● **Listed entries**
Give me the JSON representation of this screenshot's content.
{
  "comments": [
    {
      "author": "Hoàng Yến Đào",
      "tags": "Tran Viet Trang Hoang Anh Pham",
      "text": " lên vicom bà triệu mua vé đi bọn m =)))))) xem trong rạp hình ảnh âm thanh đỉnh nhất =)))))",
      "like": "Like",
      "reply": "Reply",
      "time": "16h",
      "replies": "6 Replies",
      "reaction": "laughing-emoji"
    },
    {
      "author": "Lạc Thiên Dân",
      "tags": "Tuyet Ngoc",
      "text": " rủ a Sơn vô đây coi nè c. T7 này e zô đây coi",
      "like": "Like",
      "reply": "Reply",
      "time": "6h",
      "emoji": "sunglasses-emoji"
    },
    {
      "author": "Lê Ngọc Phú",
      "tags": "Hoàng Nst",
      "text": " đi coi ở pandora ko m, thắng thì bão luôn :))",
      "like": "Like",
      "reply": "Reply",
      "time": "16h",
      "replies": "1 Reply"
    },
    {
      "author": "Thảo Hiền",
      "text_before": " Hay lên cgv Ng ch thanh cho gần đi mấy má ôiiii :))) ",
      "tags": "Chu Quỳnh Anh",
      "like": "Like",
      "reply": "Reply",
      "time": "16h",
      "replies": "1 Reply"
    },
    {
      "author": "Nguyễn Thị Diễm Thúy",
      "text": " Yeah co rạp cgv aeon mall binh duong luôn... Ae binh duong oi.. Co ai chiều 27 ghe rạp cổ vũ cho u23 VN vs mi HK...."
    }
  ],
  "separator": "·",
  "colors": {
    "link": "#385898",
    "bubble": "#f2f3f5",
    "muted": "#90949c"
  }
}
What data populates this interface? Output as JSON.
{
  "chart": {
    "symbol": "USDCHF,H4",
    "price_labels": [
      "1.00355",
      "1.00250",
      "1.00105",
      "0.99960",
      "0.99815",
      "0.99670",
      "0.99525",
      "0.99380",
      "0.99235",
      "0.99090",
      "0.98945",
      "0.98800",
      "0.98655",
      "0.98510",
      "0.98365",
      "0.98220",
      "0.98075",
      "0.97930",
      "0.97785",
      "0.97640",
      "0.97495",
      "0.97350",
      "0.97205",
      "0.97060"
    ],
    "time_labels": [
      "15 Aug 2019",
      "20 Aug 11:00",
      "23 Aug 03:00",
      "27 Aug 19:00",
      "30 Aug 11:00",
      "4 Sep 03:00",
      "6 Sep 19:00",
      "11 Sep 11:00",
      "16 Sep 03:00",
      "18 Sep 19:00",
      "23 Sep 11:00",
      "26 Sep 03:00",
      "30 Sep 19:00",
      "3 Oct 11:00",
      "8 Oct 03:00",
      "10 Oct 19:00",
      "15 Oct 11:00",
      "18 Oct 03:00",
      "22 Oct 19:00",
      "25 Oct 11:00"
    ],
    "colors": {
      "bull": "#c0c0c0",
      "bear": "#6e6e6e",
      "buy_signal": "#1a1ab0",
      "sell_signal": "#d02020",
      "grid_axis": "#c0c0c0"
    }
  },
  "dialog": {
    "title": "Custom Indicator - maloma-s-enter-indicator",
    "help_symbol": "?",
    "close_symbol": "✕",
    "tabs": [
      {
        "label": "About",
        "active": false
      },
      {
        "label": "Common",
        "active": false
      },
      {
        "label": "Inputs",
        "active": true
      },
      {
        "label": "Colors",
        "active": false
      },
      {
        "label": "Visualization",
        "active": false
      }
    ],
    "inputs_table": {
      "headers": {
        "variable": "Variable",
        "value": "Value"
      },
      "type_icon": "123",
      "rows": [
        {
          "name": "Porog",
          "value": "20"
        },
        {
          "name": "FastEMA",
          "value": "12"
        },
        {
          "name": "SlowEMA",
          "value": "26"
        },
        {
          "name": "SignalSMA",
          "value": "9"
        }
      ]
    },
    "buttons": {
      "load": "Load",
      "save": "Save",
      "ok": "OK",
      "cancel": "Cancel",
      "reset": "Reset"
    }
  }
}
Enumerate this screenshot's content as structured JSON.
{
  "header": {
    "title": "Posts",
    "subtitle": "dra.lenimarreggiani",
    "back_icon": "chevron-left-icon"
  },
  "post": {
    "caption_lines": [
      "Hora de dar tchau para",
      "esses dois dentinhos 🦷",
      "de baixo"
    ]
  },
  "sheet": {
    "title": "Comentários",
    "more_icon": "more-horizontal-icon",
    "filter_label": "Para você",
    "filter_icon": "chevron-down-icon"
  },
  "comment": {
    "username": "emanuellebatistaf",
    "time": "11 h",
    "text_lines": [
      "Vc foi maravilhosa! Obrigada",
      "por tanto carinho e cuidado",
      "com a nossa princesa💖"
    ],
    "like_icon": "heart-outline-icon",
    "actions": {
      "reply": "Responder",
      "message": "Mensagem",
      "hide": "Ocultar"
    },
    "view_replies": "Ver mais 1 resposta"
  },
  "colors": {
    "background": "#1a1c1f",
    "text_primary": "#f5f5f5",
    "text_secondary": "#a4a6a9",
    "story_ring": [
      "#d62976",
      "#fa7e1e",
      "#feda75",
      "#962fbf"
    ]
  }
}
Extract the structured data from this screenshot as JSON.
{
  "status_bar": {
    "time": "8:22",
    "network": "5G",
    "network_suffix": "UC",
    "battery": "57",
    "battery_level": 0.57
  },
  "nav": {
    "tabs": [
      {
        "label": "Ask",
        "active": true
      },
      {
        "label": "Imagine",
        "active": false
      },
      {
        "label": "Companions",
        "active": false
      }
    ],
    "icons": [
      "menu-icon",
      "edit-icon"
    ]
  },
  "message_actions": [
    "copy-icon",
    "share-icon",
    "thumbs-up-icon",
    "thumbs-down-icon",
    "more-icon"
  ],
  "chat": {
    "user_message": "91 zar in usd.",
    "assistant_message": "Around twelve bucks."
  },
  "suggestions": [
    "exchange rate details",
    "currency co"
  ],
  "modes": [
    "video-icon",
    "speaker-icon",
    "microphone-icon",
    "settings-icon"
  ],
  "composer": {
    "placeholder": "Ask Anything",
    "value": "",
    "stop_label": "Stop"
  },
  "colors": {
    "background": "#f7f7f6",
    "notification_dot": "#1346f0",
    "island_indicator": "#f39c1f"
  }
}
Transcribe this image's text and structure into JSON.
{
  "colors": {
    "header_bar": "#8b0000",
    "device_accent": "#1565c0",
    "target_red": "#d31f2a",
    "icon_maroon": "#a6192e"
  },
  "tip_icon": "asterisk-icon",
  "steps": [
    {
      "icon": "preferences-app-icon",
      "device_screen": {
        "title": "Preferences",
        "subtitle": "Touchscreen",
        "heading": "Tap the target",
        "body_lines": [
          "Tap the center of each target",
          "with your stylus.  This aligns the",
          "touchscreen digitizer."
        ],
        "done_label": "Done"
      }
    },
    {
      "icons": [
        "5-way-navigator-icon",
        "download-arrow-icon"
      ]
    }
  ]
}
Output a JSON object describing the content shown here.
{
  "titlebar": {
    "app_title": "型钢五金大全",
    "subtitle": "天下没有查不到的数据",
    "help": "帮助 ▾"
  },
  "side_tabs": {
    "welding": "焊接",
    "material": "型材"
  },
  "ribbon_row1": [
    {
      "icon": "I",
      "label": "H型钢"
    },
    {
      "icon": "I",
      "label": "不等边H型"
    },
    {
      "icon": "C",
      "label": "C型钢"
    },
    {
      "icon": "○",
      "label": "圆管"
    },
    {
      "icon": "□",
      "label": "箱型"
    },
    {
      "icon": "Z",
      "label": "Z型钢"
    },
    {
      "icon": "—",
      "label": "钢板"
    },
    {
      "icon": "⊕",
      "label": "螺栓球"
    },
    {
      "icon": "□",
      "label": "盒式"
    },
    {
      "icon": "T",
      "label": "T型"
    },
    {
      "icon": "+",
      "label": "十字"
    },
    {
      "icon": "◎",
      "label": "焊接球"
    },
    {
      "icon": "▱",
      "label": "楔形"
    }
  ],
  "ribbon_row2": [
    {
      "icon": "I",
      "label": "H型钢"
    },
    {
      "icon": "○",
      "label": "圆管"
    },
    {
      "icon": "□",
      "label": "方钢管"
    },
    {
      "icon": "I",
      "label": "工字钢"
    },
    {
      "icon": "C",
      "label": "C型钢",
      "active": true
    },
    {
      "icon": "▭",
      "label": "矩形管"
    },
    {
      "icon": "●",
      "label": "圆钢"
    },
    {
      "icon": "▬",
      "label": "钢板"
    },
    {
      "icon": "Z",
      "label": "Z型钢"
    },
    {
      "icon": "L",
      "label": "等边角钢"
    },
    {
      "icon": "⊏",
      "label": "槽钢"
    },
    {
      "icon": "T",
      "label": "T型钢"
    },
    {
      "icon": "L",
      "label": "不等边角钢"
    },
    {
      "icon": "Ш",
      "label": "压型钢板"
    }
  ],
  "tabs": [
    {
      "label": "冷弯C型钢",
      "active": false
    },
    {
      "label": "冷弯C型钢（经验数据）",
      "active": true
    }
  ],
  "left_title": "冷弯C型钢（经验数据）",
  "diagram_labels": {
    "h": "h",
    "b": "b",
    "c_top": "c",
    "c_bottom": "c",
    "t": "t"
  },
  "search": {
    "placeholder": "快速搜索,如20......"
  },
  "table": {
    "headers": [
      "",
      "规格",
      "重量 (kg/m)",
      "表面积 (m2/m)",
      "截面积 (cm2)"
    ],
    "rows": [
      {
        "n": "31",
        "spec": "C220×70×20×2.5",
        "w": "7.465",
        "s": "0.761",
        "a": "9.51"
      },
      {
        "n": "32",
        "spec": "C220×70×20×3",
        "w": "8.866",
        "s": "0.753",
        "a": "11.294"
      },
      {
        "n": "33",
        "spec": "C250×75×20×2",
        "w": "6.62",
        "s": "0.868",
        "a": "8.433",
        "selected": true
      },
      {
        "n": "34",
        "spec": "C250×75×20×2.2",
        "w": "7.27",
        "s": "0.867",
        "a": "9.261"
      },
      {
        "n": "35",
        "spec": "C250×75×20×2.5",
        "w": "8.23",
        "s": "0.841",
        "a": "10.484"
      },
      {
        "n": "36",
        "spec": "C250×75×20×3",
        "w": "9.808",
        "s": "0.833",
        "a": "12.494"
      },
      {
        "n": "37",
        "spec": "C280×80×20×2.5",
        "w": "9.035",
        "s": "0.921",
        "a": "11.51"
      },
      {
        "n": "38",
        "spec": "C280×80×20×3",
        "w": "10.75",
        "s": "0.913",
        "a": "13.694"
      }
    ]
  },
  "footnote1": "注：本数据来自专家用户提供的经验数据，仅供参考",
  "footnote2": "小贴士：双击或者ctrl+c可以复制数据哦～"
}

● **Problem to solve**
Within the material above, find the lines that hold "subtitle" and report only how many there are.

● **Written answer**
3